#### Task brief:
Among the records that follow, find each line holding the word "data" and copy it.

++++++

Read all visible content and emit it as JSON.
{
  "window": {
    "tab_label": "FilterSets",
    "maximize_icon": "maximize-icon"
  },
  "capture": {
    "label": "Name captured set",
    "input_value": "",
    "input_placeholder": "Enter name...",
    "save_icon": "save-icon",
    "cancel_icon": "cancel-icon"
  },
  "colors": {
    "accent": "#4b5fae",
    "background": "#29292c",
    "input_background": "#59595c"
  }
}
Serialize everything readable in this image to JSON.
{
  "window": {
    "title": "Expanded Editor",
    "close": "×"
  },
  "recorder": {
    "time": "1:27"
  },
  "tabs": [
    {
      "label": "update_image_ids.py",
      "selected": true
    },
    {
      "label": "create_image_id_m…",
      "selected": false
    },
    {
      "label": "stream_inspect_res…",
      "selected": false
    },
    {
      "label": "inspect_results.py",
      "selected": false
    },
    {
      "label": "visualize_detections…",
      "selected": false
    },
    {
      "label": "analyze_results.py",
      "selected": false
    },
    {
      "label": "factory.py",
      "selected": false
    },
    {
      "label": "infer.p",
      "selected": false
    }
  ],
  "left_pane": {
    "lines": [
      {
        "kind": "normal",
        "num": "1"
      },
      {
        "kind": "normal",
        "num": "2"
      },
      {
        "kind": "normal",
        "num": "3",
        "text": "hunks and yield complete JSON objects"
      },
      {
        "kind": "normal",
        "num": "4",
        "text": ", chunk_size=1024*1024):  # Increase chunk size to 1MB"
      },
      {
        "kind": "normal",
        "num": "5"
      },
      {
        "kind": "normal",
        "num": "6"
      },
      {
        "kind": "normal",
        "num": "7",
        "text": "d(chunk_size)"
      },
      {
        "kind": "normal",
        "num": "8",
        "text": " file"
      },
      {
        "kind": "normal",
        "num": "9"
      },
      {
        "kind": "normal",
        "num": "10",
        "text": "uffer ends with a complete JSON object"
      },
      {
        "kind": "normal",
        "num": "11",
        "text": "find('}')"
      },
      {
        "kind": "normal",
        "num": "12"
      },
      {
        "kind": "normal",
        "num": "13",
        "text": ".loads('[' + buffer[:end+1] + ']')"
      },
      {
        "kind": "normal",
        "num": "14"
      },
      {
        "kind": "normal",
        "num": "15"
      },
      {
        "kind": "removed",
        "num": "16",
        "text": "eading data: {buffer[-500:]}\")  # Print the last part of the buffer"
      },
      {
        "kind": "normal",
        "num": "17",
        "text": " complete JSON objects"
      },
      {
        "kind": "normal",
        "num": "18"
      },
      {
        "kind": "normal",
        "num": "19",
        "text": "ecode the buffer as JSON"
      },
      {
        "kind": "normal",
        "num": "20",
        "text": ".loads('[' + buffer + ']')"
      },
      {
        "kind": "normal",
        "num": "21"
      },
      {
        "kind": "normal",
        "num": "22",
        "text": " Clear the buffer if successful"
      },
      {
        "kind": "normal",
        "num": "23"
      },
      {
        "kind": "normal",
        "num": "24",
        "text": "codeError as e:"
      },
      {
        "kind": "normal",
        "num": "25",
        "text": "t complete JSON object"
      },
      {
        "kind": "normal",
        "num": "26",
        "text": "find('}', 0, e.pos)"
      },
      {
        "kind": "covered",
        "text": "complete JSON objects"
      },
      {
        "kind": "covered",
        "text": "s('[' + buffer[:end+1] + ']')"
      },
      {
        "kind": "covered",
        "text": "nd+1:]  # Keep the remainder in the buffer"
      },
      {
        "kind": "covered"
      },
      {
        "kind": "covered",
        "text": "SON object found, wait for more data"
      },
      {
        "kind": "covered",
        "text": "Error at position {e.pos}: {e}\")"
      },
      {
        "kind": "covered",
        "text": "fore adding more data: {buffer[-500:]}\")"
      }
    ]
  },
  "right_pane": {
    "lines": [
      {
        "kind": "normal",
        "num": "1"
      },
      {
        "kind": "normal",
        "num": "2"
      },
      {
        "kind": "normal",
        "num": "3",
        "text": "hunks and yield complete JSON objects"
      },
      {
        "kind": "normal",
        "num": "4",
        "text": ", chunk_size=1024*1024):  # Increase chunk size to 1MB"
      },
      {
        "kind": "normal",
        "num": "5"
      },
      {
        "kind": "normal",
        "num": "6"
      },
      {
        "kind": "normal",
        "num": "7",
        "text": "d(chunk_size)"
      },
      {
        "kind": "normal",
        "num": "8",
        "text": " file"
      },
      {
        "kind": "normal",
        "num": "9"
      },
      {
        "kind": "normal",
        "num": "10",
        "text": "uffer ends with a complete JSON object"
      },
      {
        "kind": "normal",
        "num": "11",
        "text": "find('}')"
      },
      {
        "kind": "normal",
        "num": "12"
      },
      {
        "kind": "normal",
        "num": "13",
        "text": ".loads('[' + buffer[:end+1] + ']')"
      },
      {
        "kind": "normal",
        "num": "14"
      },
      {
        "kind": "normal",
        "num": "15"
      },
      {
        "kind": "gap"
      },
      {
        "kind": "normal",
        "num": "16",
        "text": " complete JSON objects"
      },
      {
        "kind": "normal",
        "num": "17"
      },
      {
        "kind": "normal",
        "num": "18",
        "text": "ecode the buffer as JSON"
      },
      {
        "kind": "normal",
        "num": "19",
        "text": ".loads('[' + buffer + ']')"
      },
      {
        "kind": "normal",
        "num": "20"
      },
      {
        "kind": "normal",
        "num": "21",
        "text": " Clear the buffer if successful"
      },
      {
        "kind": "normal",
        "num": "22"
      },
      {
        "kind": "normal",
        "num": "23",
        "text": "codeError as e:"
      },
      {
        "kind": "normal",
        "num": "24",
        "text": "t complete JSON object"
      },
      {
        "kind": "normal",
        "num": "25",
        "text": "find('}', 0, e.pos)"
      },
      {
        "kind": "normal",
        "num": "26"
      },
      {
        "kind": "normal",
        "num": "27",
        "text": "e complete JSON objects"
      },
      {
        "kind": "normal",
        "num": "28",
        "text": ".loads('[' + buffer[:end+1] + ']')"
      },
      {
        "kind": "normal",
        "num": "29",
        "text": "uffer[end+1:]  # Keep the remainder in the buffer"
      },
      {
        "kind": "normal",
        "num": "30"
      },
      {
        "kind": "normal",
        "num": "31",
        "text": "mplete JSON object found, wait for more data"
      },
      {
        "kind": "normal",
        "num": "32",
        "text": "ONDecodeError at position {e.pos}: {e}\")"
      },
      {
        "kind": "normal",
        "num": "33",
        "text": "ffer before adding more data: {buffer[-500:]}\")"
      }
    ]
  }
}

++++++

#### Response area:
        "text": "eading data: {buffer[-500:]}\")  # Print the last part of the buffer"
        "text": "SON object found, wait for more data"
        "text": "fore adding more data: {buffer[-500:]}\")"
        "text": "mplete JSON object found, wait for more data"
        "text": "ffer before adding more data: {buffer[-500:]}\")"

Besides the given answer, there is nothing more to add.